*** Opening of AVAILABLE DATA ***

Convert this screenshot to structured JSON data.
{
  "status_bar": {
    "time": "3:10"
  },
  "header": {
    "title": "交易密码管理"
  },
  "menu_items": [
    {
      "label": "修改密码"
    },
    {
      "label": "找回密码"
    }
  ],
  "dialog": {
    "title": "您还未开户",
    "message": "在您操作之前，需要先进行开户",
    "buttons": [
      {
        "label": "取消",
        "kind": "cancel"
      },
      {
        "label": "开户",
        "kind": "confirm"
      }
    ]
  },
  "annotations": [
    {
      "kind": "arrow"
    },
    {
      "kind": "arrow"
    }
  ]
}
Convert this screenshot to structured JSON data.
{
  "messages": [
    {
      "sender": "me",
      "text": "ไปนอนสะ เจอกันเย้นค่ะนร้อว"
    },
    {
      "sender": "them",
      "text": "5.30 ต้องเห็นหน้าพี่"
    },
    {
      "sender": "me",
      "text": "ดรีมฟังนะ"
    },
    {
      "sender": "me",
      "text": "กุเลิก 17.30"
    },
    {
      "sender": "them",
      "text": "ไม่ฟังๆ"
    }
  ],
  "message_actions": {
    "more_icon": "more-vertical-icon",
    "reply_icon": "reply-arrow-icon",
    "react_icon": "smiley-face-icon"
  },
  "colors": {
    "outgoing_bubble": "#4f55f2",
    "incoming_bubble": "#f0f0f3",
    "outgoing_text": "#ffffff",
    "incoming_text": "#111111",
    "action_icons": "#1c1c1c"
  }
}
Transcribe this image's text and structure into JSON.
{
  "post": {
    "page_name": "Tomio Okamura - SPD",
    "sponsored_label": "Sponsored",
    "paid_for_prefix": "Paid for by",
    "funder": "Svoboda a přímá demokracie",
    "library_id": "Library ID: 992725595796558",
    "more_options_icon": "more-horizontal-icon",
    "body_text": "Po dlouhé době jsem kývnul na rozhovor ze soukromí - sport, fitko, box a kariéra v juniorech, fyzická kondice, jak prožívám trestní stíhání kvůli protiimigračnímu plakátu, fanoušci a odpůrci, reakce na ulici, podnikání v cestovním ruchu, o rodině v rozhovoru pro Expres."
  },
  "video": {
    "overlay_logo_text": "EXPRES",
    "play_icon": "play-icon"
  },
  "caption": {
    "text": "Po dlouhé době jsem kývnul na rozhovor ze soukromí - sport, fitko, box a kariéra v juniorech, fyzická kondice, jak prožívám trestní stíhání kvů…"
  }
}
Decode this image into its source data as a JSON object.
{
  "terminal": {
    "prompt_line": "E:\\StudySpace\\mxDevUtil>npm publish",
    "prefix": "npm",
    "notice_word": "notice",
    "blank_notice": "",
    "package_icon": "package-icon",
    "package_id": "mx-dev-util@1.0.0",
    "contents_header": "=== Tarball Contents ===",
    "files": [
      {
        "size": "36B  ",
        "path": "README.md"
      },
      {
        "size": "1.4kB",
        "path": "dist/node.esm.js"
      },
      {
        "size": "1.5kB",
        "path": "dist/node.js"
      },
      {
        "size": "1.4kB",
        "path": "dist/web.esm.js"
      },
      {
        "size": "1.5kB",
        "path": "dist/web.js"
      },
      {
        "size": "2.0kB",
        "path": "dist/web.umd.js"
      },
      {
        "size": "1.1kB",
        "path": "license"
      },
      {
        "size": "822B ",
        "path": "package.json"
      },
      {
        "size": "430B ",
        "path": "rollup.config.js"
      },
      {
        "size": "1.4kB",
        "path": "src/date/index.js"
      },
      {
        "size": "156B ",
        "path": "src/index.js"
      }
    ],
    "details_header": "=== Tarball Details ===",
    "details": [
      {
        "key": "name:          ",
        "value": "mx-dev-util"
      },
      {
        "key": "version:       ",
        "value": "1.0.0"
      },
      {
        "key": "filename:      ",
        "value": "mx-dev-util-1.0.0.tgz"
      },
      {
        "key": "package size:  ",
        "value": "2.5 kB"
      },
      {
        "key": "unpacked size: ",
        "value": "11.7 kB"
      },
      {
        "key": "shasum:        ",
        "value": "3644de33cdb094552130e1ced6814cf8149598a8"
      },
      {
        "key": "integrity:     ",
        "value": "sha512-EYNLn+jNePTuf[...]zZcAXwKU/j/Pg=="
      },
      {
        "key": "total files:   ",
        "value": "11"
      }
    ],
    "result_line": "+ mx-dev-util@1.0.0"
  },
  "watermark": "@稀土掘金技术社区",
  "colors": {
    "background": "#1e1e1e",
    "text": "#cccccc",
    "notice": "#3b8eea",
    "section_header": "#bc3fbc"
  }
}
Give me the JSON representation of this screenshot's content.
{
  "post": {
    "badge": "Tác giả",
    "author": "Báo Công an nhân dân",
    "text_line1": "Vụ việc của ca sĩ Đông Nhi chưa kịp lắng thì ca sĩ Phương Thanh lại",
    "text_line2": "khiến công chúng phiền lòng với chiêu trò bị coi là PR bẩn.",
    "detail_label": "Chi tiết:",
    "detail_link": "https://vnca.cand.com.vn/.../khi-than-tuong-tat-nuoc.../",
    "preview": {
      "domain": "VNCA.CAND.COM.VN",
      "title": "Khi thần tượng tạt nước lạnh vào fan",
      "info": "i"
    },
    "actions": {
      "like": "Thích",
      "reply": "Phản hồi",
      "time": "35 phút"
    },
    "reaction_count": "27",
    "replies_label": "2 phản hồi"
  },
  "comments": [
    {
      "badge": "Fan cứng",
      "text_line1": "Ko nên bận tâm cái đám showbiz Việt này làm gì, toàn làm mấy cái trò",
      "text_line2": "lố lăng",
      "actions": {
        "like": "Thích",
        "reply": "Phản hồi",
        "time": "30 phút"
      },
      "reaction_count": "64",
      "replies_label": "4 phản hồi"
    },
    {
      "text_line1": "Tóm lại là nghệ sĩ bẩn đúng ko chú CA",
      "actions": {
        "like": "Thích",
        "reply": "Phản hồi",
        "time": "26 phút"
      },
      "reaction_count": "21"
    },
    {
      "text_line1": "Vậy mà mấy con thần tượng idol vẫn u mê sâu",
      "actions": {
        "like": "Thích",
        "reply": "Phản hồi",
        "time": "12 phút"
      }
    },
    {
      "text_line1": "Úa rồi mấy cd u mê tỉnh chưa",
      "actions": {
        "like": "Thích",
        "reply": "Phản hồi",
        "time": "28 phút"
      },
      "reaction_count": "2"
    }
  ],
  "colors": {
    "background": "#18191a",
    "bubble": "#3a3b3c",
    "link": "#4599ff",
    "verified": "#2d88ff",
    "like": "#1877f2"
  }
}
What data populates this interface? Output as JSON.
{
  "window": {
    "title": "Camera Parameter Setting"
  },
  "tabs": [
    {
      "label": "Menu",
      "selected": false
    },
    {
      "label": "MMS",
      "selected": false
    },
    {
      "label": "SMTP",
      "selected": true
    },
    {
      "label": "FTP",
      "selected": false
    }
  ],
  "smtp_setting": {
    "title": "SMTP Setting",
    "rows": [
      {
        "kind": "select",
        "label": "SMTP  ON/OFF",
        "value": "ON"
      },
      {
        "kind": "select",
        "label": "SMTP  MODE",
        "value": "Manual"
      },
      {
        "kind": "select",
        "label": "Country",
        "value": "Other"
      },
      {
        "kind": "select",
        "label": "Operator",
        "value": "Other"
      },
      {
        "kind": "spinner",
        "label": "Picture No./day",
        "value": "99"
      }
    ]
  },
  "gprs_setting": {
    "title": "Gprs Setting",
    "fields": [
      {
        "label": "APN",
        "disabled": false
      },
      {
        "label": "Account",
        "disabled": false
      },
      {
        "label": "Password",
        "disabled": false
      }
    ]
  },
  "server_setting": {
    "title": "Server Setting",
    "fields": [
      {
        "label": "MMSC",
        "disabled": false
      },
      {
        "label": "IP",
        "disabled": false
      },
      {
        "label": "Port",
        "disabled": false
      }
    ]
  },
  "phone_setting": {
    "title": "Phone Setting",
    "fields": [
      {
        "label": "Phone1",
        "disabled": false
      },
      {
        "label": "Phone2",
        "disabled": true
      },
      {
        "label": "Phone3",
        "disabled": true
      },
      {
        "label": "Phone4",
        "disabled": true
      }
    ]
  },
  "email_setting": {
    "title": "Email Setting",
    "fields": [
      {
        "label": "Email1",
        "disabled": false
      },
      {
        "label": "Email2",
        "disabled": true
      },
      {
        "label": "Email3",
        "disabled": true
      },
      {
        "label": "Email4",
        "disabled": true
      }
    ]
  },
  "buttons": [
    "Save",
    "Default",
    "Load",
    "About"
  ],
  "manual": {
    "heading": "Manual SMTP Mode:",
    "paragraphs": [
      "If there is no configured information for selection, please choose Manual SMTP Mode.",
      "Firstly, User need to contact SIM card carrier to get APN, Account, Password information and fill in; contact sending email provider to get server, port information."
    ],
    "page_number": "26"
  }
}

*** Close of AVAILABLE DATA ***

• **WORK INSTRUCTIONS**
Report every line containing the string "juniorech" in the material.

• **WRITTEN RESPONSE**
    "body_text": "Po dlouhé době jsem kývnul na rozhovor ze soukromí - sport, fitko, box a kariéra v juniorech, fyzická kondice, jak prožívám trestní stíhání kvůli protiimigračnímu plakátu, fanoušci a odpůrci, reakce na ulici, podnikání v cestovním ruchu, o rodině v rozhovoru pro Expres."
    "text": "Po dlouhé době jsem kývnul na rozhovor ze soukromí - sport, fitko, box a kariéra v juniorech, fyzická kondice, jak prožívám trestní stíhání kvů…"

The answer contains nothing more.